PANAMA CITY, Fla. (WMBB) — Many Northwest Florida residents have experienced significant price increases on power bills, and so have local governments.

As News 13 has reported, homeowners are struggling to deal with huge rate hikes from power company FPL.

Government entities are starting to feel the effects, too.

FPL reportedly reached out to Bay District Schools several months, saying the power bill would be a 20 percent increase.

“Fortunately, for us, that’s halfway through our fiscal year, so we’ll only feel half of [the effects] in this fiscal year, so that does help us a little bit,” BDS Chief Financial Officer Jim Loyed said. “We project a slight increase every year, so hopefully with it only being half a year and us projecting somewhat of an increase, we won’t go over budget.”

Loyed said the school district budgets out around $8 million for electricity for the school year, so the percentage increase would add on around an extra $1.6 million.

“If we end up going over budget, we had already projected somewhat of an increase, and this is only going to take effect for half of our fiscal year,” he said. “It could still fall within our budget, but we won’t know until closer to the end of the year.”

The cities of Callaway, Parker, and Springfield say FPL reached out to them a few months in advance, announcing they’ll be raising rates and for the cities to be prepared.

Callaway City Manager Eddie Cook also cautions that as of right now, the increases will not be passed on to taxpayers.

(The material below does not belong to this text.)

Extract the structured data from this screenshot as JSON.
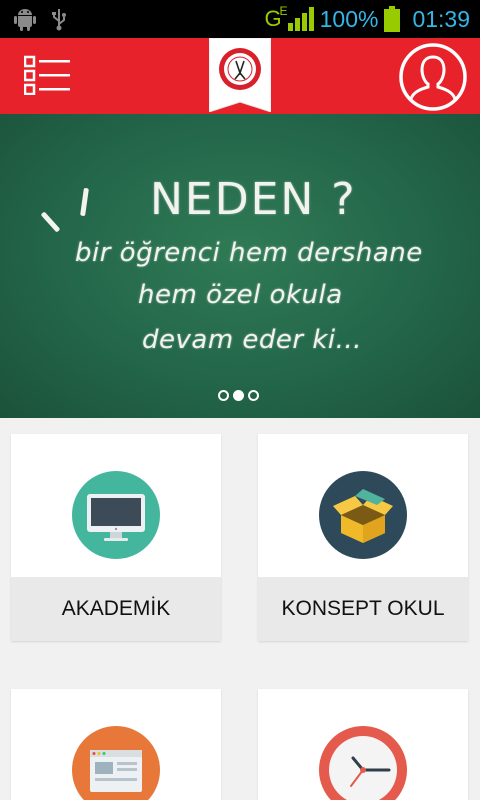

“We are not concerned that we are going to be looking at any sort of rate increases in any shape or form, in the form of utilities or ad valorem or anything like that towards our citizens,” Cook said. “We understand that they’ve already been hit hard by the pandemic and the cost of goods just in general across the board.”

Springfield officials said they are not sure yet if they’ll have to raise utility rates for residents.

FPL is aware many Panhandle residents are feeling effects from power price hikes.

In a statement to customers, the company said they are in “an unusual situation that is causing higher-than-expected power bills for many Northwest Florida residents… including cold weather, new rates, and tiering structure, and increased cost of fuel.”